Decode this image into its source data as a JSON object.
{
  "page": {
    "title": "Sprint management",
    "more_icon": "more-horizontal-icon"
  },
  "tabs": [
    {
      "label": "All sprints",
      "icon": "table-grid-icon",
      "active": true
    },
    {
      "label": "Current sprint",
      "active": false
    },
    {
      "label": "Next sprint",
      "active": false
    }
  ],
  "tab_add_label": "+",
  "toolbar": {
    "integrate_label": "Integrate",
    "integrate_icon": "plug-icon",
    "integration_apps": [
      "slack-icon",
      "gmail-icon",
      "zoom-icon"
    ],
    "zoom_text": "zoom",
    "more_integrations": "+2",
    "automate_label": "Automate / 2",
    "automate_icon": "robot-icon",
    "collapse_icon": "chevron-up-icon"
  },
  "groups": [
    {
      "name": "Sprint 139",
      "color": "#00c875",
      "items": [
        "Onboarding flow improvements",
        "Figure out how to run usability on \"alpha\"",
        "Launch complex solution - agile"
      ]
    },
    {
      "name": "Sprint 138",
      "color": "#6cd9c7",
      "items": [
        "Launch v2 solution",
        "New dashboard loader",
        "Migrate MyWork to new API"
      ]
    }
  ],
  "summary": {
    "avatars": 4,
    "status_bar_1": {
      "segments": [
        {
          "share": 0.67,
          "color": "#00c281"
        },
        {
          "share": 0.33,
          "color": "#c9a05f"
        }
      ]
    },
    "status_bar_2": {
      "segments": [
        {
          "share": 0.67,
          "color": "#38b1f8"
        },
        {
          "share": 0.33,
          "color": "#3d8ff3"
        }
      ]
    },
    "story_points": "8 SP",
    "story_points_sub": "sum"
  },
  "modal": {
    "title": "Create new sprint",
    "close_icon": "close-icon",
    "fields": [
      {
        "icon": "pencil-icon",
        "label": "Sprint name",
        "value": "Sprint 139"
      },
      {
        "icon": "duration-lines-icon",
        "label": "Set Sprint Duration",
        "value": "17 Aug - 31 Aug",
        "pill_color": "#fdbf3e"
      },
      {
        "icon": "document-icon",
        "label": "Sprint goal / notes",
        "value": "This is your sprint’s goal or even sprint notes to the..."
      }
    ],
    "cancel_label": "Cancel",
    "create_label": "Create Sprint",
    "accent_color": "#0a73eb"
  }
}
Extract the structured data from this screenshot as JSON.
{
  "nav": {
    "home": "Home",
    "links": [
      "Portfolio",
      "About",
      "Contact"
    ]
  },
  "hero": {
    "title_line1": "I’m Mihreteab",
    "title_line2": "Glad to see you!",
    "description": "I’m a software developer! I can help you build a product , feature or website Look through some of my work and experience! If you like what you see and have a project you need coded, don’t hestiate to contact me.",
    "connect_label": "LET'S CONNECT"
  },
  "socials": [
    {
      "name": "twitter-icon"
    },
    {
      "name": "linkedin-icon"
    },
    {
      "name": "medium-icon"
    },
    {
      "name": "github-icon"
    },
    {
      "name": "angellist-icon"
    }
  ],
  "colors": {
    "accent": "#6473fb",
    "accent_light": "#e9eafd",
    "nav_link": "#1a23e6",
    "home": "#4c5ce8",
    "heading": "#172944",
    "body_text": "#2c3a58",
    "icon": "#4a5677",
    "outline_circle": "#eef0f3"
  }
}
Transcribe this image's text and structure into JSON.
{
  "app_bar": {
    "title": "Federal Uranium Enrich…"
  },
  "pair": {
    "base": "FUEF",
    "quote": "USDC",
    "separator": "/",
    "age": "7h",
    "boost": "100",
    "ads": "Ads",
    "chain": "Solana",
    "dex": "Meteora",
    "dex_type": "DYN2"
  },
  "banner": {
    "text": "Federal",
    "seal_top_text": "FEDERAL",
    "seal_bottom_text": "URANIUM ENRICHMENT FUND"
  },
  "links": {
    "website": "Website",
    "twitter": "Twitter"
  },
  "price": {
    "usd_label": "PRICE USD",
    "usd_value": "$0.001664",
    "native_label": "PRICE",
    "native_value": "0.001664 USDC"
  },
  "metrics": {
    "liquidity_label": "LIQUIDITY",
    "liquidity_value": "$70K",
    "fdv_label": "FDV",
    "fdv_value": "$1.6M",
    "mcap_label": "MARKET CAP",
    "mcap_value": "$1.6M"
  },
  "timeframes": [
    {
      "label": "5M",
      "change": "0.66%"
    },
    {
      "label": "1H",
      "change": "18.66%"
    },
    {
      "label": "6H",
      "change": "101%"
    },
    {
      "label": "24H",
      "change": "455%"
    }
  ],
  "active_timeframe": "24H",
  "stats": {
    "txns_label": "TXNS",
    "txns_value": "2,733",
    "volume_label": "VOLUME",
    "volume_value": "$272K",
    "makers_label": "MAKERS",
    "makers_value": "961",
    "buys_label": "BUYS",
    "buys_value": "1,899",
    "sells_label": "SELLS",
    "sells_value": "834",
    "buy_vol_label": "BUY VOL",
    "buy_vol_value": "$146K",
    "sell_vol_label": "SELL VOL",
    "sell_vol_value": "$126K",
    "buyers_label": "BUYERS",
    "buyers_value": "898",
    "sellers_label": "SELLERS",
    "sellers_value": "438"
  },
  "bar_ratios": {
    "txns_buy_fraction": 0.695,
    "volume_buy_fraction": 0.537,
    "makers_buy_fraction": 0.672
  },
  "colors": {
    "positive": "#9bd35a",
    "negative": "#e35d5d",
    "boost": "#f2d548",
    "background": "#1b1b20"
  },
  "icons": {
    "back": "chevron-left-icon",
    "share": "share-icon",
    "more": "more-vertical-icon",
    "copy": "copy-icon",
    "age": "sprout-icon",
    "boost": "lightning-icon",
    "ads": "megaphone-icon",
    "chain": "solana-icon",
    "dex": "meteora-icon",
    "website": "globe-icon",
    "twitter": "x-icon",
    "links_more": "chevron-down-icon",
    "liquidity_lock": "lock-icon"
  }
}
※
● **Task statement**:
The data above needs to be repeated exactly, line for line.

● **Solution to this exercise**:
Decode this image into its source data as a JSON object.
{
  "page": {
    "title": "Sprint management",
    "more_icon": "more-horizontal-icon"
  },
  "tabs": [
    {
      "label": "All sprints",
      "icon": "table-grid-icon",
      "active": true
    },
    {
      "label": "Current sprint",
      "active": false
    },
    {
      "label": "Next sprint",
      "active": false
    }
  ],
  "tab_add_label": "+",
  "toolbar": {
    "integrate_label": "Integrate",
    "integrate_icon": "plug-icon",
    "integration_apps": [
      "slack-icon",
      "gmail-icon",
      "zoom-icon"
    ],
    "zoom_text": "zoom",
    "more_integrations": "+2",
    "automate_label": "Automate / 2",
    "automate_icon": "robot-icon",
    "collapse_icon": "chevron-up-icon"
  },
  "groups": [
    {
      "name": "Sprint 139",
      "color": "#00c875",
      "items": [
        "Onboarding flow improvements",
        "Figure out how to run usability on \"alpha\"",
        "Launch complex solution - agile"
      ]
    },
    {
      "name": "Sprint 138",
      "color": "#6cd9c7",
      "items": [
        "Launch v2 solution",
        "New dashboard loader",
        "Migrate MyWork to new API"
      ]
    }
  ],
  "summary": {
    "avatars": 4,
    "status_bar_1": {
      "segments": [
        {
          "share": 0.67,
          "color": "#00c281"
        },
        {
          "share": 0.33,
          "color": "#c9a05f"
        }
      ]
    },
    "status_bar_2": {
      "segments": [
        {
          "share": 0.67,
          "color": "#38b1f8"
        },
        {
          "share": 0.33,
          "color": "#3d8ff3"
        }
      ]
    },
    "story_points": "8 SP",
    "story_points_sub": "sum"
  },
  "modal": {
    "title": "Create new sprint",
    "close_icon": "close-icon",
    "fields": [
      {
        "icon": "pencil-icon",
        "label": "Sprint name",
        "value": "Sprint 139"
      },
      {
        "icon": "duration-lines-icon",
        "label": "Set Sprint Duration",
        "value": "17 Aug - 31 Aug",
        "pill_color": "#fdbf3e"
      },
      {
        "icon": "document-icon",
        "label": "Sprint goal / notes",
        "value": "This is your sprint’s goal or even sprint notes to the..."
      }
    ],
    "cancel_label": "Cancel",
    "create_label": "Create Sprint",
    "accent_color": "#0a73eb"
  }
}
Extract the structured data from this screenshot as JSON.
{
  "nav": {
    "home": "Home",
    "links": [
      "Portfolio",
      "About",
      "Contact"
    ]
  },
  "hero": {
    "title_line1": "I’m Mihreteab",
    "title_line2": "Glad to see you!",
    "description": "I’m a software developer! I can help you build a product , feature or website Look through some of my work and experience! If you like what you see and have a project you need coded, don’t hestiate to contact me.",
    "connect_label": "LET'S CONNECT"
  },
  "socials": [
    {
      "name": "twitter-icon"
    },
    {
      "name": "linkedin-icon"
    },
    {
      "name": "medium-icon"
    },
    {
      "name": "github-icon"
    },
    {
      "name": "angellist-icon"
    }
  ],
  "colors": {
    "accent": "#6473fb",
    "accent_light": "#e9eafd",
    "nav_link": "#1a23e6",
    "home": "#4c5ce8",
    "heading": "#172944",
    "body_text": "#2c3a58",
    "icon": "#4a5677",
    "outline_circle": "#eef0f3"
  }
}
Transcribe this image's text and structure into JSON.
{
  "app_bar": {
    "title": "Federal Uranium Enrich…"
  },
  "pair": {
    "base": "FUEF",
    "quote": "USDC",
    "separator": "/",
    "age": "7h",
    "boost": "100",
    "ads": "Ads",
    "chain": "Solana",
    "dex": "Meteora",
    "dex_type": "DYN2"
  },
  "banner": {
    "text": "Federal",
    "seal_top_text": "FEDERAL",
    "seal_bottom_text": "URANIUM ENRICHMENT FUND"
  },
  "links": {
    "website": "Website",
    "twitter": "Twitter"
  },
  "price": {
    "usd_label": "PRICE USD",
    "usd_value": "$0.001664",
    "native_label": "PRICE",
    "native_value": "0.001664 USDC"
  },
  "metrics": {
    "liquidity_label": "LIQUIDITY",
    "liquidity_value": "$70K",
    "fdv_label": "FDV",
    "fdv_value": "$1.6M",
    "mcap_label": "MARKET CAP",
    "mcap_value": "$1.6M"
  },
  "timeframes": [
    {
      "label": "5M",
      "change": "0.66%"
    },
    {
      "label": "1H",
      "change": "18.66%"
    },
    {
      "label": "6H",
      "change": "101%"
    },
    {
      "label": "24H",
      "change": "455%"
    }
  ],
  "active_timeframe": "24H",
  "stats": {
    "txns_label": "TXNS",
    "txns_value": "2,733",
    "volume_label": "VOLUME",
    "volume_value": "$272K",
    "makers_label": "MAKERS",
    "makers_value": "961",
    "buys_label": "BUYS",
    "buys_value": "1,899",
    "sells_label": "SELLS",
    "sells_value": "834",
    "buy_vol_label": "BUY VOL",
    "buy_vol_value": "$146K",
    "sell_vol_label": "SELL VOL",
    "sell_vol_value": "$126K",
    "buyers_label": "BUYERS",
    "buyers_value": "898",
    "sellers_label": "SELLERS",
    "sellers_value": "438"
  },
  "bar_ratios": {
    "txns_buy_fraction": 0.695,
    "volume_buy_fraction": 0.537,
    "makers_buy_fraction": 0.672
  },
  "colors": {
    "positive": "#9bd35a",
    "negative": "#e35d5d",
    "boost": "#f2d548",
    "background": "#1b1b20"
  },
  "icons": {
    "back": "chevron-left-icon",
    "share": "share-icon",
    "more": "more-vertical-icon",
    "copy": "copy-icon",
    "age": "sprout-icon",
    "boost": "lightning-icon",
    "ads": "megaphone-icon",
    "chain": "solana-icon",
    "dex": "meteora-icon",
    "website": "globe-icon",
    "twitter": "x-icon",
    "links_more": "chevron-down-icon",
    "liquidity_lock": "lock-icon"
  }
}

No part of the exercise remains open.